What you should do:
This exercise calls for every record to be set down again, exactly and in full.

Excerpted records:

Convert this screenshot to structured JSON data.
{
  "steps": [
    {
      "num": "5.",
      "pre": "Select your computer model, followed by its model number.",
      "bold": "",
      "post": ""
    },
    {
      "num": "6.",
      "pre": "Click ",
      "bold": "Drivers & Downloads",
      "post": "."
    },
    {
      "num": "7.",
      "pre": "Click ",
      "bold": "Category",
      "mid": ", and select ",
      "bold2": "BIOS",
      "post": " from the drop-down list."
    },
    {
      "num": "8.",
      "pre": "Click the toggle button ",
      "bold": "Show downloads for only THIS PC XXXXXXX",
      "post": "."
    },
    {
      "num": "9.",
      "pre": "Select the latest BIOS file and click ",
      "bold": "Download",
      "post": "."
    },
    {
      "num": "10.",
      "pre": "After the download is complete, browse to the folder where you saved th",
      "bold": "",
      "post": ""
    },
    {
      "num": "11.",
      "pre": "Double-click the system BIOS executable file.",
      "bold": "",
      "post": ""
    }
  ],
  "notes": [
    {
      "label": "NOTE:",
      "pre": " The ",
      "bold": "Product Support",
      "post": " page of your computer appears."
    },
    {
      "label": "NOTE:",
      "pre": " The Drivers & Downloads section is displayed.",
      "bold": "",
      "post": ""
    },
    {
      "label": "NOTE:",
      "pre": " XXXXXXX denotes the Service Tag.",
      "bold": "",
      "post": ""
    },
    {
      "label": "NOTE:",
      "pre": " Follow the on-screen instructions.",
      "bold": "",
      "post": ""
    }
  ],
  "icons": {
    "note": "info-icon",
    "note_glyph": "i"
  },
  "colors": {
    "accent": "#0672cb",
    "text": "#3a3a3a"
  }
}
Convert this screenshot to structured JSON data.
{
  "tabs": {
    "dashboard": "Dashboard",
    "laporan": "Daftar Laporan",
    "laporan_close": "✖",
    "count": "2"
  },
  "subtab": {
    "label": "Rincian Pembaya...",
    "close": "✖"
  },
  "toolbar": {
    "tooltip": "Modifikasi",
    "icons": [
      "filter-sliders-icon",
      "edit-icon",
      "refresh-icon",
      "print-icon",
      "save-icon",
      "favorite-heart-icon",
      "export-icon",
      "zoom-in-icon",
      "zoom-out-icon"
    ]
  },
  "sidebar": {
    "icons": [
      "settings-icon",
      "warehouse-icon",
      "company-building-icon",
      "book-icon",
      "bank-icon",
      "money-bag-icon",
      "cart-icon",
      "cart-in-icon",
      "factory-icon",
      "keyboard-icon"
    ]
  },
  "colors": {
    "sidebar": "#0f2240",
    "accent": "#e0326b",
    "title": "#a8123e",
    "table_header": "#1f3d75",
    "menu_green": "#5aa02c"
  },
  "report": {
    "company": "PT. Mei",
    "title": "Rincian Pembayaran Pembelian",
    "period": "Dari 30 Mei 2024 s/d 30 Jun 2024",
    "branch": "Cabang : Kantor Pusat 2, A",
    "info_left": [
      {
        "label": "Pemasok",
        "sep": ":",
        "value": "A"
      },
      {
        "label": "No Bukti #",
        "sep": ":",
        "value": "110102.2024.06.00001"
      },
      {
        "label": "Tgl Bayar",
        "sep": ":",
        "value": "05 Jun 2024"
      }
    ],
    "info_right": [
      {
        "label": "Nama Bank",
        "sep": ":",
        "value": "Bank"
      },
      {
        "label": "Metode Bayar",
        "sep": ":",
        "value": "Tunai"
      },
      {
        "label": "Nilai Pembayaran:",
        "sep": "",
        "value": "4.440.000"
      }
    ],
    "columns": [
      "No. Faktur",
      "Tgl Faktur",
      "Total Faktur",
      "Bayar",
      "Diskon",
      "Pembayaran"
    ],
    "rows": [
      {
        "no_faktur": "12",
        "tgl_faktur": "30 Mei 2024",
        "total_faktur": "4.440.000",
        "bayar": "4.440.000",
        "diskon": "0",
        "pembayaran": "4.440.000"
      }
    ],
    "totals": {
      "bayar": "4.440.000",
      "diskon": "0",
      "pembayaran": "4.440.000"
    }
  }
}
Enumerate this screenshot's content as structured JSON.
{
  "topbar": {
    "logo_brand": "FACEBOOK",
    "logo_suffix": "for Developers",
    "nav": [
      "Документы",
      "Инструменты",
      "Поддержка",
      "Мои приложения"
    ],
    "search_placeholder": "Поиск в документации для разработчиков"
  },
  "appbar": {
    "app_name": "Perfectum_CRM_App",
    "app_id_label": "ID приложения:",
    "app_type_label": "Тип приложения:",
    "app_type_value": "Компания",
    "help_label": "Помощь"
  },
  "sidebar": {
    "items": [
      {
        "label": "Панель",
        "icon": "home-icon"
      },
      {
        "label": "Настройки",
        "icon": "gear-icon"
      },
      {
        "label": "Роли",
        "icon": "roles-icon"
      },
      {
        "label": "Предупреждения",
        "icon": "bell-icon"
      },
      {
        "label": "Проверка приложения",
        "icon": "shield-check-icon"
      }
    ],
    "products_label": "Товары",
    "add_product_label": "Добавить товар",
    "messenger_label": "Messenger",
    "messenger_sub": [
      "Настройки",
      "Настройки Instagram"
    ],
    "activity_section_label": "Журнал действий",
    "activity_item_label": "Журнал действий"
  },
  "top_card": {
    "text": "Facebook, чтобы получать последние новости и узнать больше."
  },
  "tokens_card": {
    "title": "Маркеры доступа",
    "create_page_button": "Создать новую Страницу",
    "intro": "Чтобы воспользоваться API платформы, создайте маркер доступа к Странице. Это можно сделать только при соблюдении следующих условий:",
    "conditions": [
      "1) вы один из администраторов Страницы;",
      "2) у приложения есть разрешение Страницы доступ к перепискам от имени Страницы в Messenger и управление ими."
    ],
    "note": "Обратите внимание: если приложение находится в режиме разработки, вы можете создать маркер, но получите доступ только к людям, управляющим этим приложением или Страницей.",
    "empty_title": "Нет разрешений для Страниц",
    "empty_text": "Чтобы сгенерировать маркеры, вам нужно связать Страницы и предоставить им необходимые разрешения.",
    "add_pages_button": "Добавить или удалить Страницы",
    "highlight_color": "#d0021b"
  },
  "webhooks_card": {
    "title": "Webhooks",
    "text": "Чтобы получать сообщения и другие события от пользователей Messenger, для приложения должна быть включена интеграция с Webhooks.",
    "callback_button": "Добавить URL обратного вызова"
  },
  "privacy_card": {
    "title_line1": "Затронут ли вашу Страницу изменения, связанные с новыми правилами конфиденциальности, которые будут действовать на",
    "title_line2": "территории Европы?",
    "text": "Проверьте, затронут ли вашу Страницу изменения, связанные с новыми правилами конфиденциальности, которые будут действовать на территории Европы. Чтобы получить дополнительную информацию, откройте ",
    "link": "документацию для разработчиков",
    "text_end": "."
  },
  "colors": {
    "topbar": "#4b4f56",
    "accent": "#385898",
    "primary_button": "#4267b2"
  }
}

Completed exercise:
Convert this screenshot to structured JSON data.
{
  "steps": [
    {
      "num": "5.",
      "pre": "Select your computer model, followed by its model number.",
      "bold": "",
      "post": ""
    },
    {
      "num": "6.",
      "pre": "Click ",
      "bold": "Drivers & Downloads",
      "post": "."
    },
    {
      "num": "7.",
      "pre": "Click ",
      "bold": "Category",
      "mid": ", and select ",
      "bold2": "BIOS",
      "post": " from the drop-down list."
    },
    {
      "num": "8.",
      "pre": "Click the toggle button ",
      "bold": "Show downloads for only THIS PC XXXXXXX",
      "post": "."
    },
    {
      "num": "9.",
      "pre": "Select the latest BIOS file and click ",
      "bold": "Download",
      "post": "."
    },
    {
      "num": "10.",
      "pre": "After the download is complete, browse to the folder where you saved th",
      "bold": "",
      "post": ""
    },
    {
      "num": "11.",
      "pre": "Double-click the system BIOS executable file.",
      "bold": "",
      "post": ""
    }
  ],
  "notes": [
    {
      "label": "NOTE:",
      "pre": " The ",
      "bold": "Product Support",
      "post": " page of your computer appears."
    },
    {
      "label": "NOTE:",
      "pre": " The Drivers & Downloads section is displayed.",
      "bold": "",
      "post": ""
    },
    {
      "label": "NOTE:",
      "pre": " XXXXXXX denotes the Service Tag.",
      "bold": "",
      "post": ""
    },
    {
      "label": "NOTE:",
      "pre": " Follow the on-screen instructions.",
      "bold": "",
      "post": ""
    }
  ],
  "icons": {
    "note": "info-icon",
    "note_glyph": "i"
  },
  "colors": {
    "accent": "#0672cb",
    "text": "#3a3a3a"
  }
}
Convert this screenshot to structured JSON data.
{
  "tabs": {
    "dashboard": "Dashboard",
    "laporan": "Daftar Laporan",
    "laporan_close": "✖",
    "count": "2"
  },
  "subtab": {
    "label": "Rincian Pembaya...",
    "close": "✖"
  },
  "toolbar": {
    "tooltip": "Modifikasi",
    "icons": [
      "filter-sliders-icon",
      "edit-icon",
      "refresh-icon",
      "print-icon",
      "save-icon",
      "favorite-heart-icon",
      "export-icon",
      "zoom-in-icon",
      "zoom-out-icon"
    ]
  },
  "sidebar": {
    "icons": [
      "settings-icon",
      "warehouse-icon",
      "company-building-icon",
      "book-icon",
      "bank-icon",
      "money-bag-icon",
      "cart-icon",
      "cart-in-icon",
      "factory-icon",
      "keyboard-icon"
    ]
  },
  "colors": {
    "sidebar": "#0f2240",
    "accent": "#e0326b",
    "title": "#a8123e",
    "table_header": "#1f3d75",
    "menu_green": "#5aa02c"
  },
  "report": {
    "company": "PT. Mei",
    "title": "Rincian Pembayaran Pembelian",
    "period": "Dari 30 Mei 2024 s/d 30 Jun 2024",
    "branch": "Cabang : Kantor Pusat 2, A",
    "info_left": [
      {
        "label": "Pemasok",
        "sep": ":",
        "value": "A"
      },
      {
        "label": "No Bukti #",
        "sep": ":",
        "value": "110102.2024.06.00001"
      },
      {
        "label": "Tgl Bayar",
        "sep": ":",
        "value": "05 Jun 2024"
      }
    ],
    "info_right": [
      {
        "label": "Nama Bank",
        "sep": ":",
        "value": "Bank"
      },
      {
        "label": "Metode Bayar",
        "sep": ":",
        "value": "Tunai"
      },
      {
        "label": "Nilai Pembayaran:",
        "sep": "",
        "value": "4.440.000"
      }
    ],
    "columns": [
      "No. Faktur",
      "Tgl Faktur",
      "Total Faktur",
      "Bayar",
      "Diskon",
      "Pembayaran"
    ],
    "rows": [
      {
        "no_faktur": "12",
        "tgl_faktur": "30 Mei 2024",
        "total_faktur": "4.440.000",
        "bayar": "4.440.000",
        "diskon": "0",
        "pembayaran": "4.440.000"
      }
    ],
    "totals": {
      "bayar": "4.440.000",
      "diskon": "0",
      "pembayaran": "4.440.000"
    }
  }
}
Enumerate this screenshot's content as structured JSON.
{
  "topbar": {
    "logo_brand": "FACEBOOK",
    "logo_suffix": "for Developers",
    "nav": [
      "Документы",
      "Инструменты",
      "Поддержка",
      "Мои приложения"
    ],
    "search_placeholder": "Поиск в документации для разработчиков"
  },
  "appbar": {
    "app_name": "Perfectum_CRM_App",
    "app_id_label": "ID приложения:",
    "app_type_label": "Тип приложения:",
    "app_type_value": "Компания",
    "help_label": "Помощь"
  },
  "sidebar": {
    "items": [
      {
        "label": "Панель",
        "icon": "home-icon"
      },
      {
        "label": "Настройки",
        "icon": "gear-icon"
      },
      {
        "label": "Роли",
        "icon": "roles-icon"
      },
      {
        "label": "Предупреждения",
        "icon": "bell-icon"
      },
      {
        "label": "Проверка приложения",
        "icon": "shield-check-icon"
      }
    ],
    "products_label": "Товары",
    "add_product_label": "Добавить товар",
    "messenger_label": "Messenger",
    "messenger_sub": [
      "Настройки",
      "Настройки Instagram"
    ],
    "activity_section_label": "Журнал действий",
    "activity_item_label": "Журнал действий"
  },
  "top_card": {
    "text": "Facebook, чтобы получать последние новости и узнать больше."
  },
  "tokens_card": {
    "title": "Маркеры доступа",
    "create_page_button": "Создать новую Страницу",
    "intro": "Чтобы воспользоваться API платформы, создайте маркер доступа к Странице. Это можно сделать только при соблюдении следующих условий:",
    "conditions": [
      "1) вы один из администраторов Страницы;",
      "2) у приложения есть разрешение Страницы доступ к перепискам от имени Страницы в Messenger и управление ими."
    ],
    "note": "Обратите внимание: если приложение находится в режиме разработки, вы можете создать маркер, но получите доступ только к людям, управляющим этим приложением или Страницей.",
    "empty_title": "Нет разрешений для Страниц",
    "empty_text": "Чтобы сгенерировать маркеры, вам нужно связать Страницы и предоставить им необходимые разрешения.",
    "add_pages_button": "Добавить или удалить Страницы",
    "highlight_color": "#d0021b"
  },
  "webhooks_card": {
    "title": "Webhooks",
    "text": "Чтобы получать сообщения и другие события от пользователей Messenger, для приложения должна быть включена интеграция с Webhooks.",
    "callback_button": "Добавить URL обратного вызова"
  },
  "privacy_card": {
    "title_line1": "Затронут ли вашу Страницу изменения, связанные с новыми правилами конфиденциальности, которые будут действовать на",
    "title_line2": "территории Европы?",
    "text": "Проверьте, затронут ли вашу Страницу изменения, связанные с новыми правилами конфиденциальности, которые будут действовать на территории Европы. Чтобы получить дополнительную информацию, откройте ",
    "link": "документацию для разработчиков",
    "text_end": "."
  },
  "colors": {
    "topbar": "#4b4f56",
    "accent": "#385898",
    "primary_button": "#4267b2"
  }
}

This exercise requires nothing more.